On the other hand, if you are paying for impressions then you need to make sure that your ad is seen by as many people as possible. Can you see the difference here? To put it more succinctly, a good and experienced online advertiser will understand that ‘reach’ (i.e. impressions) is usually far less important to a business than clicks and conversions and create their ads accordingly.
Online advertising is a process. In fact, anyone who’s ever listening to my training or presentations about Facebook ads may tell you they left the session with the words, ‘Facebook ads are a process’ ringing in their ears!
The process for creating a really good ad campaign starts with audience and competitor research. Even if you think you know who your audience is, unless you actually have hard evidence, then please don’t be tempted to skip this process. Firing out a bunch of online ads which you’ve narrowed down by ‘age’ and ‘gender’ is no different to standing outside Leeds train station and handing out flyers to every man/woman who looks like they’re about 30/50 years old or whatever your parameter was.
Marketers are taught how to create tailored audience personas. To go deep into your ideal customer’s psyche and get a feel for what they want, their needs and desires, their pain points, and how your product solves these. My own customer persona descriptions can take up five sheets of A4 paper — that’s how deep I go!
Then there are your competitors. What are they doing well? What could they (you) improve upon? How can you position yourself in a way that sets you apart from them.
Spending time on this, and doing it properly, really will save you time and money in the long run.
It’s at this point however that advertising deviates from marketing. Whereas a marketer will normally bring the product to the audience, an advertiser does it the other way around.
A marketer will take their product and, using a blend of approaches (PR, influencers, events etc), put it before the audience and encourage them to engage with it.
An advertiser is focused on creating messages that speak to the needs and interests of potential buyers. The goal is to reach as many people in the target audience as possible and lead them to the product (‘click here to learn more’).
This is a subtle but important difference in approach.
Perhaps you can now see that while online advertising is a discipline in itself, the most effective practitioners are the ones with a wide skill-base and a well-rounded background. I have met and worked with some fantastically data focussed and tech-minded PPC experts who could analyse and optimise campaigns to an amazing level but their advertising just didn’t convert. Usually because the advertiser was completely focussed on the metrics forgot to think from a customer-centric point of view.
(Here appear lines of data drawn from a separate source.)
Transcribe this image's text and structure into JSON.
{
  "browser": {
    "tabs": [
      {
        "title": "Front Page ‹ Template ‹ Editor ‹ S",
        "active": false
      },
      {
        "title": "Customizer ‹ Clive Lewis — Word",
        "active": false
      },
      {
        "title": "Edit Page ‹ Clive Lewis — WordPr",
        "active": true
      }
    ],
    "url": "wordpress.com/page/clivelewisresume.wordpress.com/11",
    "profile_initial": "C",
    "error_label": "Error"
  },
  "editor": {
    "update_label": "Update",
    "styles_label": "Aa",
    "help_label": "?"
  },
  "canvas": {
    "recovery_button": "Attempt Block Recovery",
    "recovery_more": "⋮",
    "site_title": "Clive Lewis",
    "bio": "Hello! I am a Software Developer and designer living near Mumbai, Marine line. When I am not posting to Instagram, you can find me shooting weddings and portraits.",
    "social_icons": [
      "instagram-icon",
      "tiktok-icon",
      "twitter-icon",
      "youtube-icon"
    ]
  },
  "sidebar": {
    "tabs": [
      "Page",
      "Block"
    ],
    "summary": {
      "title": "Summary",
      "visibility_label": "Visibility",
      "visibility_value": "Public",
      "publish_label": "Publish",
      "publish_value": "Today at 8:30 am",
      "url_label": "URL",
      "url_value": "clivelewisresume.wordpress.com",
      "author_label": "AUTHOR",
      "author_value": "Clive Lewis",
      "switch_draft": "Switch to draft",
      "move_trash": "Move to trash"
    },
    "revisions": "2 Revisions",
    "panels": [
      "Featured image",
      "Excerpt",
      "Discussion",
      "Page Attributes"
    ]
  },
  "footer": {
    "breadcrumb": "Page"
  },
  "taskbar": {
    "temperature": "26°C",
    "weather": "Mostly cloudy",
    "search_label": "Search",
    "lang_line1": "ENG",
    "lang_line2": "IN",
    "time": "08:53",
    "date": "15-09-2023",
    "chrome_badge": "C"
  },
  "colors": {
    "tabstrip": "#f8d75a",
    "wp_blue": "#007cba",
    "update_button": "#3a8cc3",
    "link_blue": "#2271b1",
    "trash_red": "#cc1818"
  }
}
Many self-styled ‘Facebook ads experts’ got caught out in the Apple iOS update a couple of years ago. This was because they were relying on third party data collected from pixels and email lists to target their ads to Facebook-curated lists of the customers. This change had a massive impact on their ability to do this and, as a result, those who had no real advertising training were left high and dry. It was a bit like relying 100% on your calculator to get you through an arithmetic test, and then being asked to take one without it.
A good online advertiser should:
· Write great copy
· Create and utilise graphics and imagery
· Understand the numbers
· Be able to conduct proper research
· Have some understanding of audience and buyer psychology
· Understand the tech (e.g. basic coding and integrations)
Hopefully, if you’ve read this far, you now know that online advertising is its own unique beast that should not be approached with the same mindset as marketing or media-buying. It requires a different skill set and knowledge base to create great ads. When someone asks for ‘Facebook Ads’ what they are asking for is one small part of a much larger whole. If a new or inexperienced advertiser doesn’t really understand how all their different pieces fit together, it’s going to be hard to create a great, effective campaign that converts.
Did you learn anything new reading this? Let me know in the comments!
In case you were wondering, the others are: Native advertising, Display advertising, Print advertising, Broadcast advertising, Outdoor advertising.